Alcohol regulation in Ohio: What is legal?
By DAVID RABER
Lumpe, Raber & Evans
A free market in alcoholic beverages has never existed in American history.
A 1970 U.S. Supreme Court decision noted that, in 1660, “the precursor of modern-day liquor legislation was enacted in England, which allowed commissioners to enter, on demand, brewing houses at all times for inspection. Massachusetts passed a similar law in 1692.” Before Prohibition, there was no orderly marketing of alcoholic beverage distribution. When the 21st Amendment ended Prohibition in 1933, all states were authorized to strictly regulate the transportation, importation and use of alcohol within their borders.
Ohio Alcohol Laws
All states have a system of regulations governing the sale of alcoholic beverages. In Ohio, the state government holds a public monopoly and public ownership of a portion of the alcoholic beverage supply chain, namely “spirituous liquor” (all intoxicating liquor over 42 proof or containing 21 percent or more alcohol by volume).
All spirituous liquor or “spirit” sales in Ohio occur at private “agencies,” or stores that sell liquor. Spirit profits are the funding source for economic development in Ohio through JobsOhio, a private nonprofit corporation.
However, Ohio does not own any aspect of the alcoholic beverage supply chain for beer and wine. The license system for beer and wine is considered a “private” system because the Ohio Department of Commerce, Division of Liquor Control licenses private vendors to operate wholesale or retail systems of distribution of beer and wine and on-premises consumption of spirituous liquor by the individual drink.
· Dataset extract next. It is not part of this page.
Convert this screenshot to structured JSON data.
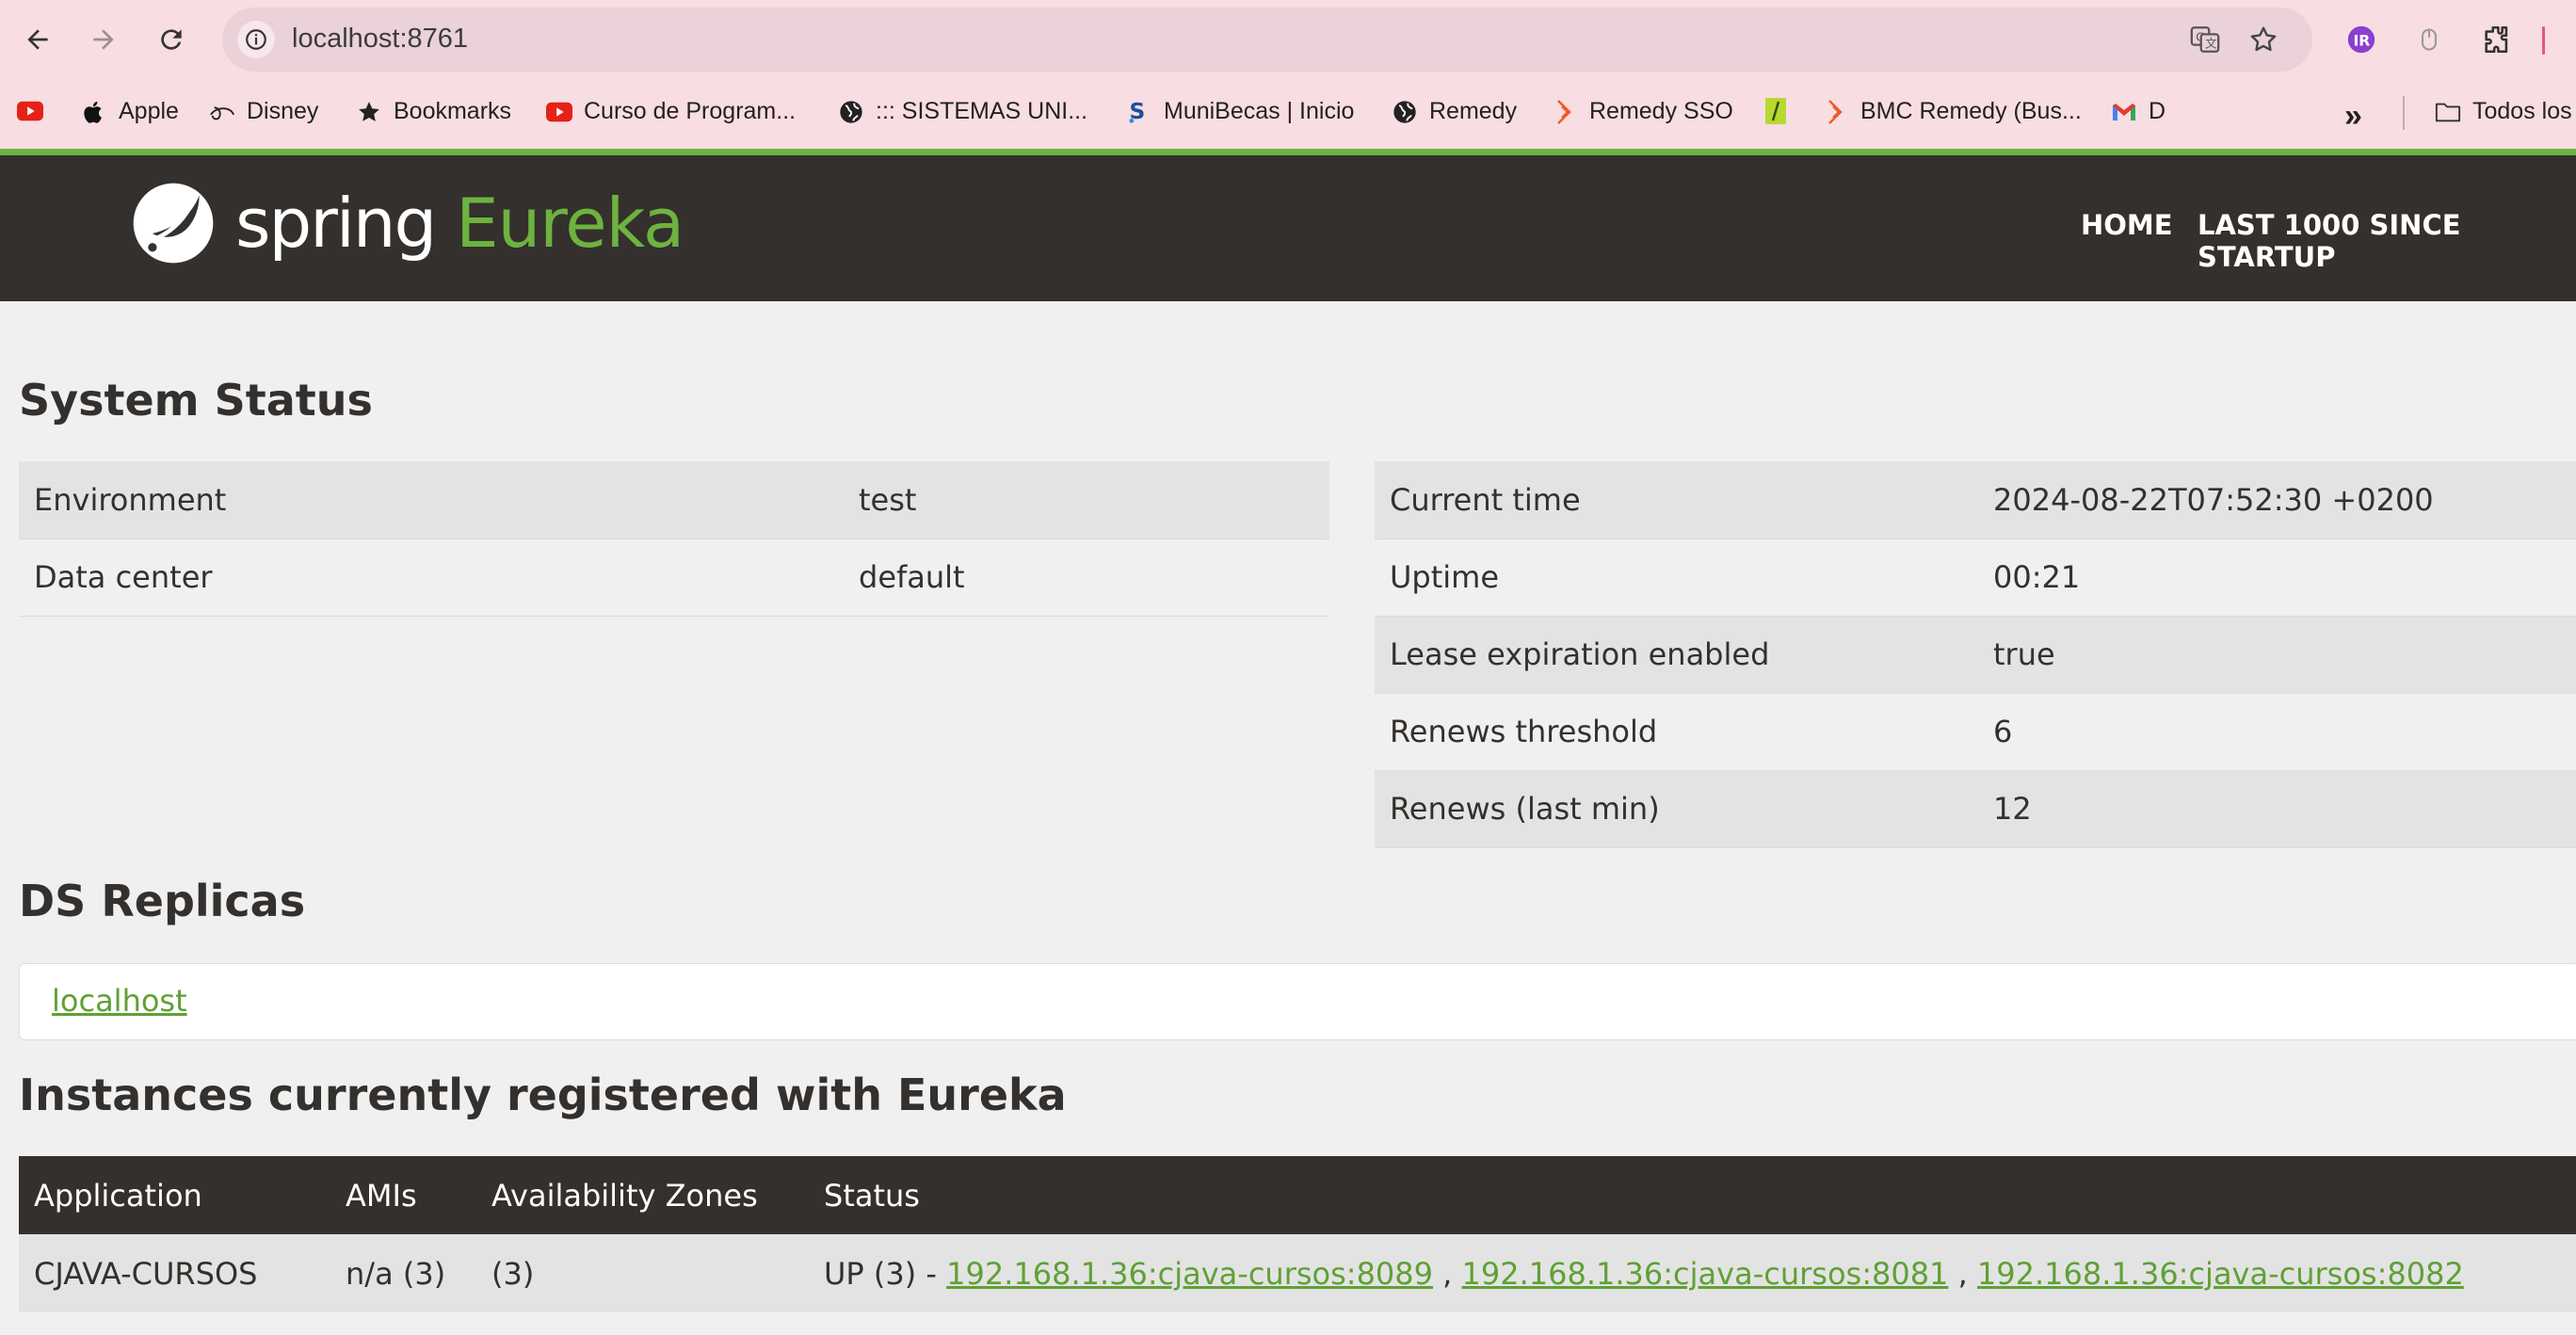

Ohio’s most important focus (and the focus of most states) is the “three-tier system” for regulation of beer and wine distribution. This system reflects the three-tiers of manufacturers, wholesale distributors and retailers that exists in all states and outlines the way in which alcoholic beverages must make their way to consumers. This allows the state to prevent undue economic pressures among the entities involved and to regulate the manufacture, distribution and retail sale of alcoholic beverages. The system was designed to prevent the pressures and corruption that resulted from manufacturers owning retail businesses in an earlier era. Beer and wine must pass through all three tiers before reaching the consumer, and the state has the power to regulate all three tiers.
Buying Alcohol Online
Ohio prohibits ordering spirits online. To purchase a bottle of bourbon, for example, you must physically go to an Ohio state agency store. If you are an Ohio resident and are at least 21 years old, Ohio law allows you to bring no more than one liter of spirits into this state for personal use (not for resale). As an Ohio resident, you may order beer and wine over the internet, but only from the winery or brewery that produces the product. Properly-licensed Ohio retailers may deliver beer and wine to persons over 21 years of age who have placed an order over the internet, by phone or through an app.
If you own a winery or brewery outside of Ohio, and want to ship to Ohio customers online, you can lawfully ship beer or wine if you have applied for and received a class “S” permit from the Ohio Division of Liquor Control. That is, assuming you comply with all Ohio laws, including payment of Ohio taxes, quantity limitations and no sales to any person under the age of 21.
Ohio prohibits all alcohol license-holders from giving away any alcohol in connection with a licensed business. For example, when the Cleveland Cavaliers won the NBA Championship, no bar in Ohio could celebrate by saying, “Drinks on the house!” However, if a bar patron says, “A round of drinks on me,” the bar is allowed to charge only that patron for each drink served for that round.
Ohioans should also be careful about alcohol at public tailgating events. Ohio law prohibits alcohol consumption in “places of public accommodation.” For example, a parking lot is considered a “place of public accommodation” because it is open to any member of the public, so tailgate parties taking place in a parking lot cannot include open containers of alcohol. The same can be said for walking down a sidewalk with an open drink. However, if a previously public area such as a parking lot or a city block is cordoned off and restricted to invited guests only, it becomes a private place. In that case, possession of an open container would be permissible for the private affair.
How an Attorney Can Help
The alcohol distribution system is set up to incentivize citizens to obtain permits while using fines, suspensions and revocations of permits as a disincentive from conduct which is not in accordance with the law. Liquor is a highly regulated industry and it certainly helps to have an attorney to assist in familiarizing yourself with what the law allows and requires.
David A Raber is a partner of the Law Offices of Lumpe, Raber & Evans, where his legal experience includes a legal extern for U.S. District Judge Alvin I. Krenzler and an associate attorney with the Ohio Attorney General’s Office. Mr. Raber is currently General Counsel for the Wholesale Beer & Wine Association of Ohio and Chair of the Advisory Council of the Wine & Spirits Wholesalers of America. Articles appearing in this column are intended to provide broad, general information about the law. This article is not intended to be legal advice. Before applying this information to a specific legal problem, readers are urged to seek advice from a licensed attorney.